Background provided by MN: MN is an individual who grew up in the Maharashtra state of India, where they learned 4 languages including Sanskrit. They recently moved to America for further education. This is a practice of MN’s specific culture, Hindu Brahman.
Context: As we talked about certain funeral proceedings, MN shared this information about the mourning period. This piece was collected in the early morning at the university as we were conversing about different cultural practices.
Main Piece Transcription of interview (contains the context of particular performance and additional background information):
MN: “And also …like if your father dies, the eldest son … who’s a boy … they cut their hair. Not completely … no actually … completely. If the mother dies, it’s the second son.
Me: “What if you don’t have a second son?”
MN: “ mmmm … if you have a second son.”
Me: “So let’s say you only have one son.”
MN: “The eldest son can choose to. They have a choice. It’s not compulsory, if you’re religious then you do it. Like … when my grandfather passed away, my uncle did it. It’s all a choice.”

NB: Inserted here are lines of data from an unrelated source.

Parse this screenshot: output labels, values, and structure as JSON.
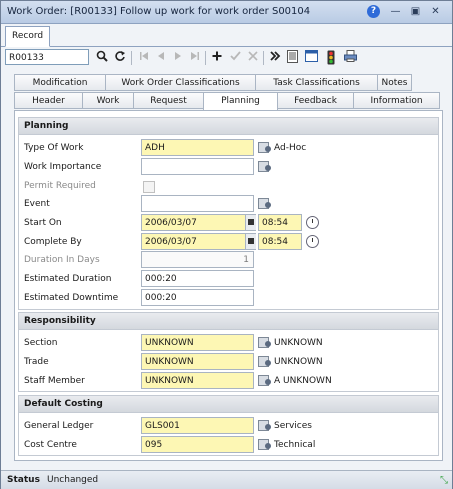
{
  "window": {
    "title": "Work Order: [R00133] Follow up work for work order S00104",
    "help_icon": "?",
    "minimize_icon": "—",
    "restore_icon": "▣",
    "close_icon": "✕"
  },
  "record_tab": "Record",
  "toolbar": {
    "record_value": "R00133",
    "icons": [
      "search-icon",
      "refresh-icon",
      "first-icon",
      "previous-icon",
      "next-icon",
      "last-icon",
      "add-icon",
      "accept-icon",
      "cancel-icon",
      "more-icon",
      "report-icon",
      "window-icon",
      "traffic-light-icon",
      "print-icon"
    ]
  },
  "tabs_row1": [
    "Modification",
    "Work Order Classifications",
    "Task Classifications",
    "Notes"
  ],
  "tabs_row2": [
    "Header",
    "Work",
    "Request",
    "Planning",
    "Feedback",
    "Information"
  ],
  "active_tab": "Planning",
  "planning": {
    "heading": "Planning",
    "type_of_work_label": "Type Of Work",
    "type_of_work_value": "ADH",
    "type_of_work_desc": "Ad-Hoc",
    "work_importance_label": "Work Importance",
    "work_importance_value": "",
    "permit_required_label": "Permit Required",
    "event_label": "Event",
    "event_value": "",
    "start_on_label": "Start On",
    "start_on_date": "2006/03/07",
    "start_on_time": "08:54",
    "complete_by_label": "Complete By",
    "complete_by_date": "2006/03/07",
    "complete_by_time": "08:54",
    "duration_label": "Duration In Days",
    "duration_value": "1",
    "est_duration_label": "Estimated Duration",
    "est_duration_value": "000:20",
    "est_downtime_label": "Estimated Downtime",
    "est_downtime_value": "000:20"
  },
  "responsibility": {
    "heading": "Responsibility",
    "section_label": "Section",
    "section_value": "UNKNOWN",
    "section_desc": "UNKNOWN",
    "trade_label": "Trade",
    "trade_value": "UNKNOWN",
    "trade_desc": "UNKNOWN",
    "staff_label": "Staff Member",
    "staff_value": "UNKNOWN",
    "staff_desc": "A UNKNOWN"
  },
  "costing": {
    "heading": "Default Costing",
    "gl_label": "General Ledger",
    "gl_value": "GLS001",
    "gl_desc": "Services",
    "cc_label": "Cost Centre",
    "cc_value": "095",
    "cc_desc": "Technical"
  },
  "status": {
    "label": "Status",
    "value": "Unchanged"
  },
  "colors": {
    "required_field": "#fdf7b4",
    "title_bar": "#c7d6ec"
  }
}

Analysis: This particular Hindu ritual is very interesting because it seems like a very spiritual and religious tradition. MN emphasizes two important aspects of this tradition: choice and religion. The son is not obligated to complete this ritual but is given a choice to perform it. In addition, the son can choose to perform this ritual based on his religious beliefs. The completion of this particular ritual is dependent on the son. Sons are not forced to complete this tradition, which emphasizes how it changes
Another interesting aspect of this traditional ritual is the birth order of the performer. The eldest son is often seen as a great authority figure while the second eldest is perceived as a lower authority figure. This is telling of a patriarchal society that places higher importance on male heirs and their duties. The eldest son is seen as an authority figure, which is similar to how fathers are considered to be head of the household. After the father dies, the eldest son can choose to shave his head to commemorate his late father. Correspondingly, the second son can also shave his head to honor the death of his mother. The second son can be considered to be the support for the first son, much like mothers support their husbands. This ritual is only a portion of the funeral rituals that are performed by grieving loved ones, which reflects Indian values of family and tradition.